── Task input

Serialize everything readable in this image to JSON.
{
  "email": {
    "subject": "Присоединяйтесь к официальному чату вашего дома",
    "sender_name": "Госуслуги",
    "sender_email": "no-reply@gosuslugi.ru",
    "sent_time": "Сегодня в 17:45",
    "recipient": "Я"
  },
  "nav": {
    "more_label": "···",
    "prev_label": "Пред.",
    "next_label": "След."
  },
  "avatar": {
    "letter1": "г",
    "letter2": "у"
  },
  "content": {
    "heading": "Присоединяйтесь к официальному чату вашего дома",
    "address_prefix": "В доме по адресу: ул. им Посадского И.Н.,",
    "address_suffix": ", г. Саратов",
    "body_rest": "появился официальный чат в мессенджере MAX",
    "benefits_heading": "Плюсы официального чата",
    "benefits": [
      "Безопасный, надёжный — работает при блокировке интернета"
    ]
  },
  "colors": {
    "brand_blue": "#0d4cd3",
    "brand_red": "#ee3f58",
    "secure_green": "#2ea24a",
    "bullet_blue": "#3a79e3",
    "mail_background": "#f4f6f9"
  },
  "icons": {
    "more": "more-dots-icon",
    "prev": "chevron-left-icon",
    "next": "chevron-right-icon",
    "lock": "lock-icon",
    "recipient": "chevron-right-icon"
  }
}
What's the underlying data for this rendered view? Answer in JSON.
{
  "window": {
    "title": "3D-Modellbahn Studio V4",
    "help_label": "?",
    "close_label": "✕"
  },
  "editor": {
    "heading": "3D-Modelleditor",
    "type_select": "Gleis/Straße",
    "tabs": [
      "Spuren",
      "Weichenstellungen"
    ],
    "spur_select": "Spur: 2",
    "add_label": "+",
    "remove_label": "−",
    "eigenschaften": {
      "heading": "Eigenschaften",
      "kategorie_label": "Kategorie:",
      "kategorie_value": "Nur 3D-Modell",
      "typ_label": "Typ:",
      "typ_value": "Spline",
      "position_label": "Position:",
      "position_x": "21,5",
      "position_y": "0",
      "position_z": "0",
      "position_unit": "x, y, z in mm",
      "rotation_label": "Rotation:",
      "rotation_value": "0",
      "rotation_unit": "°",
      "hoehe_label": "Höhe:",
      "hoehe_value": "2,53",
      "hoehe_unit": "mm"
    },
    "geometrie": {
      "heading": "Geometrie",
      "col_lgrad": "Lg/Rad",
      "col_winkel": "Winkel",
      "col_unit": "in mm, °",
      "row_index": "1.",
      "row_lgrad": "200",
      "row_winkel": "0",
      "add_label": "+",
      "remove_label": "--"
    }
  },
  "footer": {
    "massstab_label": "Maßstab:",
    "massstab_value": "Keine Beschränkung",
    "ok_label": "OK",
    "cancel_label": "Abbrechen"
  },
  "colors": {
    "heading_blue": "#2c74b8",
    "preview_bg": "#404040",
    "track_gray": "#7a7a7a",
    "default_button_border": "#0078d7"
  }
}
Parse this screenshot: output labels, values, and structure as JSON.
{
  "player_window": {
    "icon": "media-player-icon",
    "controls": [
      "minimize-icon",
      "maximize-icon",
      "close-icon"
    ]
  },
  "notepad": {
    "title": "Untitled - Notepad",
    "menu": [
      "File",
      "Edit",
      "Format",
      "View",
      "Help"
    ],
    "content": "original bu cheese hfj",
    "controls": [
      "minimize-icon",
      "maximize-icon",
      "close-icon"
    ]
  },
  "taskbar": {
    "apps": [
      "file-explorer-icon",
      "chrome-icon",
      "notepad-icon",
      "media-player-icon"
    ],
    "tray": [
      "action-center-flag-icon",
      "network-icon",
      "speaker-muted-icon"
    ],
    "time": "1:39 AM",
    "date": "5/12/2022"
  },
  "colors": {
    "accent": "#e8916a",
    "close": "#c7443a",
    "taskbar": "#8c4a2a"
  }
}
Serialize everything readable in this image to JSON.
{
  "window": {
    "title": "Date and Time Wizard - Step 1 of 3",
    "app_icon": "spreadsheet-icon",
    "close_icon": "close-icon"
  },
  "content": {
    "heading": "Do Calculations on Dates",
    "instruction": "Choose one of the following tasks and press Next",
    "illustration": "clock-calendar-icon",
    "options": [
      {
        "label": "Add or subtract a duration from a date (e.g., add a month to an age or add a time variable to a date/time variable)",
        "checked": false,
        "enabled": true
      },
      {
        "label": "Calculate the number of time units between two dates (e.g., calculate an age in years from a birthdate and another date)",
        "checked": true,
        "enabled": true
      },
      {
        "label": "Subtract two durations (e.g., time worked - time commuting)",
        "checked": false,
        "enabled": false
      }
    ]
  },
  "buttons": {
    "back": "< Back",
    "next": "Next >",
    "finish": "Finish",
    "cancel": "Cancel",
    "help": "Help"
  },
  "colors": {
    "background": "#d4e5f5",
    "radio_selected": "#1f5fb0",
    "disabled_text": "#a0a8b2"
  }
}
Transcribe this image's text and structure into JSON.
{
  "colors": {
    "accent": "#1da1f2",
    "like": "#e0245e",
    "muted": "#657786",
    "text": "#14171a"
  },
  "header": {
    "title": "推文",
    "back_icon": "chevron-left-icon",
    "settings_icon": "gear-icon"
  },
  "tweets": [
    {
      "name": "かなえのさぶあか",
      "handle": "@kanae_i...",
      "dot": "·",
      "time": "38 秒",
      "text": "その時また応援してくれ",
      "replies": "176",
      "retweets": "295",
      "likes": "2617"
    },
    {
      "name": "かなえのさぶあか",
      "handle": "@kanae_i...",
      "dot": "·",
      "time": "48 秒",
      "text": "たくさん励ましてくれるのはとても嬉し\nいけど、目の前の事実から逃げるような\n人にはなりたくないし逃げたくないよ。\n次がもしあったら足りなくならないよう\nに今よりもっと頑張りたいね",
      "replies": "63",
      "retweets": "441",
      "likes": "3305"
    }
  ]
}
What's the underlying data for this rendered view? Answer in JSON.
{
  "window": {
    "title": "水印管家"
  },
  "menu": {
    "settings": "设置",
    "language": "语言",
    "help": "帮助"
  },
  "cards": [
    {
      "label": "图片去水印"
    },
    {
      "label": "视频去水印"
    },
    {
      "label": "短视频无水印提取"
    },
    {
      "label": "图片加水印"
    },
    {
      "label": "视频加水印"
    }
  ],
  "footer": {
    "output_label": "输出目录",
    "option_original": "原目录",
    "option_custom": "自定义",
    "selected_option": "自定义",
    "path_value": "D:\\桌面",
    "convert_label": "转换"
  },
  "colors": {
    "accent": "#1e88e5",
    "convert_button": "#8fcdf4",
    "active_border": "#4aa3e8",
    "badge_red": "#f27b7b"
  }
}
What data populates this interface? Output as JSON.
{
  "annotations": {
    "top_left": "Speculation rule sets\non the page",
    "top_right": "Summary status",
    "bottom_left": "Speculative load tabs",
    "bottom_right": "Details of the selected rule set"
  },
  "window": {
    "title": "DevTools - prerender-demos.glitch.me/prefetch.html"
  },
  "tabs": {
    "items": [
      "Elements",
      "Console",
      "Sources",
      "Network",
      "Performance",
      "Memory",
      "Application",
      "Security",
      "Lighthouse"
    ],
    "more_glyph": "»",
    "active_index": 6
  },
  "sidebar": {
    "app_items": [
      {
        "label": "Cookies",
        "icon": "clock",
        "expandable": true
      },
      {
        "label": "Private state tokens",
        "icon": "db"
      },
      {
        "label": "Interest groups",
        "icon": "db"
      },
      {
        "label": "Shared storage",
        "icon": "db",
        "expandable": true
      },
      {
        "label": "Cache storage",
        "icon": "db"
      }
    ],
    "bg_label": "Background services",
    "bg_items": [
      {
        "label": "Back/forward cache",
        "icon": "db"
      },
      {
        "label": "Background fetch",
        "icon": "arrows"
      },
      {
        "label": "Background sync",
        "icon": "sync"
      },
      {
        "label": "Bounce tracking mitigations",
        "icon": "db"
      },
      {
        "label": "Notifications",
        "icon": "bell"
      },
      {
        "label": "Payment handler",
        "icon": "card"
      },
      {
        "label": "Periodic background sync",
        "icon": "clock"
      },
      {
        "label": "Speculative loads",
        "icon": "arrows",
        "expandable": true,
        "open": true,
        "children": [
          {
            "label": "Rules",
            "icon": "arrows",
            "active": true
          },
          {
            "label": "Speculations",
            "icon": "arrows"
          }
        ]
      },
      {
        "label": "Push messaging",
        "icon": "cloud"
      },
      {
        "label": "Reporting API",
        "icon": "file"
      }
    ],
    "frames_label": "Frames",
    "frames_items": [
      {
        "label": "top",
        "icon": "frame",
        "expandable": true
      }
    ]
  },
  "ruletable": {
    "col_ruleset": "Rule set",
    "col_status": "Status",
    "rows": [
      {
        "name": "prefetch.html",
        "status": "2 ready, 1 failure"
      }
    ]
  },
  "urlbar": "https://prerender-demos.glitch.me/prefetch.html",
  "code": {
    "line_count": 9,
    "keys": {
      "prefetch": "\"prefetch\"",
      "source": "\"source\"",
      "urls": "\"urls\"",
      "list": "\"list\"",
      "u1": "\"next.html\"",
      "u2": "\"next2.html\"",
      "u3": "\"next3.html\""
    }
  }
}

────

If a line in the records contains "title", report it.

    "title": "3D-Modellbahn Studio V4",
    "title": "Untitled - Notepad",
    "title": "Date and Time Wizard - Step 1 of 3",
    "title": "推文",
    "title": "水印管家"
    "title": "DevTools - prerender-demos.glitch.me/prefetch.html"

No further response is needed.